Sunbeams were streaming through the bedroom windows this morning. Could it be? Would I feel the warming glow of sun and not the needle stings of rain today? It was going to be a good day. I joined our group of motorbike riders outside the hotel entrance and we walked to the Prague Segway Tour office. After a brief orientation, we stepped aboard our (other) two-wheeled vehicles and set off to see the city and infuriate the pedestrians.
We rode on the sidewalks instead of the streets. The looks we received from the pedestrians we whizzed by were a mixture of awe, amusement and I’m going to throw stones at you if you get any closer. A segway tour is truly the best way to see a city when time is limited. We easily covered four to five times the amount of area as we would on foot.
Prague (Czech: Praha) is the capital and largest city of the Czech Republic. It is the fourteenth-largest city in the European Union and is home to about 2 million people. Prague has been a political, cultural, and economic centre of central Europe with waxing and waning fortunes during its 1,100-year existence. Founded during the Romanesque and flourishing by the Gothic and Renaissance eras, Prague was not only the capital of the Czech state, but also the seat of two Holy Roman Emperors and thus also the capital of the Holy Roman Empire. It was an important city to the Habsburg Monarchy and its Austro-Hungarian Empire and after World War I became the capital of Czechoslovakia. Prague was chosen as its capital and Prague Castle as the seat of president.
Hitler ordered the German Army to enter Prague on 15 March 1939 and from Prague Castle proclaimed Bohemia and Moravia a German protectorate. For most of its history Prague had been a multi-ethnic city with important Czech, German and Jewish populations. From 1939, when the country was occupied by Nazi Germany, and during World War II, most Jews were deported and killed by the Germans. At the end of the war Prague suffered several bombing raids by the USAAF. Over 1,000 people were injured, 701 people were killed, and hundreds of buildings, factories and historical landmarks were destroyed (however, the damage was small compared to the total destruction of many other cities in that time). On 5 May 1945, two days before Germany capitulated, an uprising against Germany occurred and four days later, the 3rd Shock Army entered the city. Following the war, Prague was under the military and political control of the Soviet Union.
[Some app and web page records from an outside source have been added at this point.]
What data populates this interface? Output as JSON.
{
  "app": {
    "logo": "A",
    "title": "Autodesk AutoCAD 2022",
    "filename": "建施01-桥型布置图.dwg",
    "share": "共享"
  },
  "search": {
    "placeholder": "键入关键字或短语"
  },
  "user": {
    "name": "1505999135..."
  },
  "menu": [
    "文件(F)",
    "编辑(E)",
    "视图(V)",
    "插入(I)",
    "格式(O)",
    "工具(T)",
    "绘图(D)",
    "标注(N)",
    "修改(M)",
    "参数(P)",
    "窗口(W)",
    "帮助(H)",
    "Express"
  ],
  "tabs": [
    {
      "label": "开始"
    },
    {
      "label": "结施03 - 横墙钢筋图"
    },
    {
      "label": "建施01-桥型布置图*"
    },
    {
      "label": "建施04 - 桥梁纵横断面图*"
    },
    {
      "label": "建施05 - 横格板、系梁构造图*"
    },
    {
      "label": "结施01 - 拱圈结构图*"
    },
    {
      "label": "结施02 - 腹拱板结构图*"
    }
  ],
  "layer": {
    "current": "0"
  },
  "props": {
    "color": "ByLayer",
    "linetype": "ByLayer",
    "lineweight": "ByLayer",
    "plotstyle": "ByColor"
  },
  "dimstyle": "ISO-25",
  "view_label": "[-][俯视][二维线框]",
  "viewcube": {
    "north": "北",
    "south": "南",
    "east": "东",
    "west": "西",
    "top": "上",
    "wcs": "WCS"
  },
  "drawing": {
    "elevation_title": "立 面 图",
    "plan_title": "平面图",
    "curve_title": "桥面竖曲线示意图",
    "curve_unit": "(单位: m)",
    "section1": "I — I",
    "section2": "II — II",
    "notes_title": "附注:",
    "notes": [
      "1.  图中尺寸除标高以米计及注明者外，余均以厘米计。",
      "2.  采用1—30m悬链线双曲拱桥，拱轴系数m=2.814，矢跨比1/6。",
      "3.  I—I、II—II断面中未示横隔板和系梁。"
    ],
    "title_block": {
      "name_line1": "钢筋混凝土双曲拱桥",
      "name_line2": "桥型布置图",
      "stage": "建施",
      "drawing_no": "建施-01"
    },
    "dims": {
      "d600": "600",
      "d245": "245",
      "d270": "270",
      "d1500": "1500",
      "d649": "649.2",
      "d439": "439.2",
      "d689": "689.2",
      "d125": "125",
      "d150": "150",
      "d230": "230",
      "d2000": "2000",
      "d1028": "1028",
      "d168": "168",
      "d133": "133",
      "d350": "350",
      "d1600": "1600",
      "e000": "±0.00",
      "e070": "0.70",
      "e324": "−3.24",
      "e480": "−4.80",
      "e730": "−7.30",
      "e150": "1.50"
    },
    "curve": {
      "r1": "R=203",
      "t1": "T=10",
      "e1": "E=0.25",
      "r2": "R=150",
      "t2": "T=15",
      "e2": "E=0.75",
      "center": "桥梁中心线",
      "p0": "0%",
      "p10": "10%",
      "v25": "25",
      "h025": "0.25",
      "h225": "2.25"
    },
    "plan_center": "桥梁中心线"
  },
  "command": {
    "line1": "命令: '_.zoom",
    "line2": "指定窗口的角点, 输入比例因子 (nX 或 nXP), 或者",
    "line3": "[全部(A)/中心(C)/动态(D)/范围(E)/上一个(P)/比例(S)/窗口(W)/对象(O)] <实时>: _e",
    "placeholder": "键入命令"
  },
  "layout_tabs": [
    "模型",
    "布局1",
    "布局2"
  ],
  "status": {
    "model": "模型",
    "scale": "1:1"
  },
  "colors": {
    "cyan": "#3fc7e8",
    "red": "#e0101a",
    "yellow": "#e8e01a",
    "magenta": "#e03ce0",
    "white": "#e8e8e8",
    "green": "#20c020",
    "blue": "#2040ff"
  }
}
The 4th Czechoslovakian Writers’ Congress held in the city in 1967 took a strong position against the Soviet regime. This spurred the new secretary of the Communist Party, Alexander Dubček, to proclaim a new deal in his city’s and country’s life, starting a short-lived season of “socialism with a human face”. It was the “Prague Spring”, which aimed at the reinstatement of democracy. On 21 August 1968 the other Warsaw Pact member countries, except Romania and Albania, invaded Czechoslovakia and the capital city with troops and tanks, suppressing any attempt at reform. In 1989, after the riot police beat back a peaceful student demonstration, the Velvet Revolution crowded the streets of Prague, and brought back democracy to the Czech people. In 1993, after the split of Czechoslovakia, Prague became the capital city of the new Czech Republic. 
Today Prague is a shining example of democracy. You can proudly sport a “I Heart Prague” sweatshirt, purchased from one of the abundant souvenir shops or your girlfriend, wife, mother or sister can slip into a pair of Prada pumps and hang a Fendi purse from her arm, purchased from one of the high end retailers in the trendy shopping district of Prague. It’s just like being in America, only with really cool old buildings and cobble stone streets.
 Adapted from Wikipedia